(WHAT YOU HAVE TO DO):
Return all lines of the records that contain the word "script".

Data excerpts
*** Block opens ***
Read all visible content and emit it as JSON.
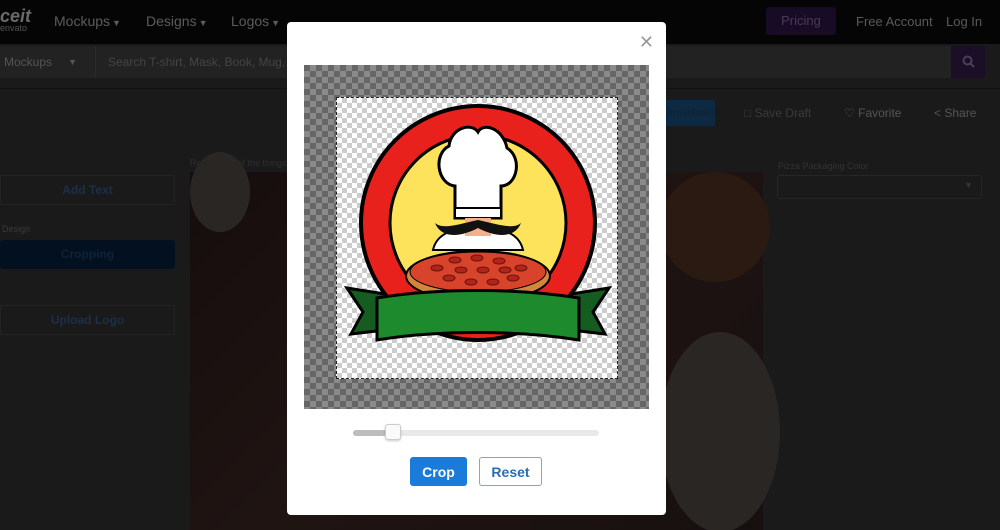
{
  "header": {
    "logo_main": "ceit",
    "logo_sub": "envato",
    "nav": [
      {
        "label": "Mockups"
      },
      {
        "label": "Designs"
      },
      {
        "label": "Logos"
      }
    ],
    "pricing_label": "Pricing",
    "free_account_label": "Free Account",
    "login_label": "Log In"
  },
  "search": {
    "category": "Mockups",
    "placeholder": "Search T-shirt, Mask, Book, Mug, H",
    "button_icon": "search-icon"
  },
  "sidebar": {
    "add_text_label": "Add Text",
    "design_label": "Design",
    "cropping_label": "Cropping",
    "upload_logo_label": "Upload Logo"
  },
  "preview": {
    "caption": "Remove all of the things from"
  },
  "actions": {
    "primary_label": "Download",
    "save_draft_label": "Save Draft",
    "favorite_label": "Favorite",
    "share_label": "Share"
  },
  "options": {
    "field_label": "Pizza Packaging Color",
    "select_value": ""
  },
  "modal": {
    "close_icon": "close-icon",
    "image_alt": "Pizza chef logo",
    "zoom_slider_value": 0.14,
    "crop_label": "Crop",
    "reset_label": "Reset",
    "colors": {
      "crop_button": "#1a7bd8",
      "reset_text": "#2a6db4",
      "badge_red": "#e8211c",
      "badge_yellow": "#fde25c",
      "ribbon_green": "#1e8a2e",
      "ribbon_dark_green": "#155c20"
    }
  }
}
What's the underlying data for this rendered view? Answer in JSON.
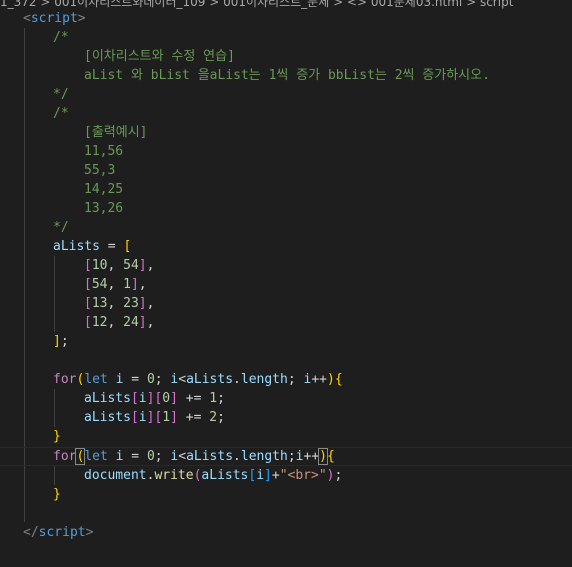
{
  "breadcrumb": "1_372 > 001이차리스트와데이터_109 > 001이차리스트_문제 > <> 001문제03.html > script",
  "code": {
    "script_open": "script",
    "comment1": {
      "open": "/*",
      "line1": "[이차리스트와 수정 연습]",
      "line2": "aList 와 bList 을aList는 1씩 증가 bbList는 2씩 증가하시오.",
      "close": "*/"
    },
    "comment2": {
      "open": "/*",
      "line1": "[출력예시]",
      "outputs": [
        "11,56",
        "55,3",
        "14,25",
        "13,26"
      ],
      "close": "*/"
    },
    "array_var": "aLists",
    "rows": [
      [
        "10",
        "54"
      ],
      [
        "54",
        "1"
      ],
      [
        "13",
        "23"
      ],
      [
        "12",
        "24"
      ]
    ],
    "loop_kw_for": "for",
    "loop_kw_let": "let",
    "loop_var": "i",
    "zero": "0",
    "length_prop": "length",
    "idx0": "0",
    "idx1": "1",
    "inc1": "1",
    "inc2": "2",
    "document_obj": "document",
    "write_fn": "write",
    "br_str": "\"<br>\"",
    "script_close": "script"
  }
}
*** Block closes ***
(WRITTEN ANSWER):
  "breadcrumb": "1_372 > 001이차리스트와데이터_109 > 001이차리스트_문제 > <> 001문제03.html > script",
    "script_open": "script",
    "script_close": "script"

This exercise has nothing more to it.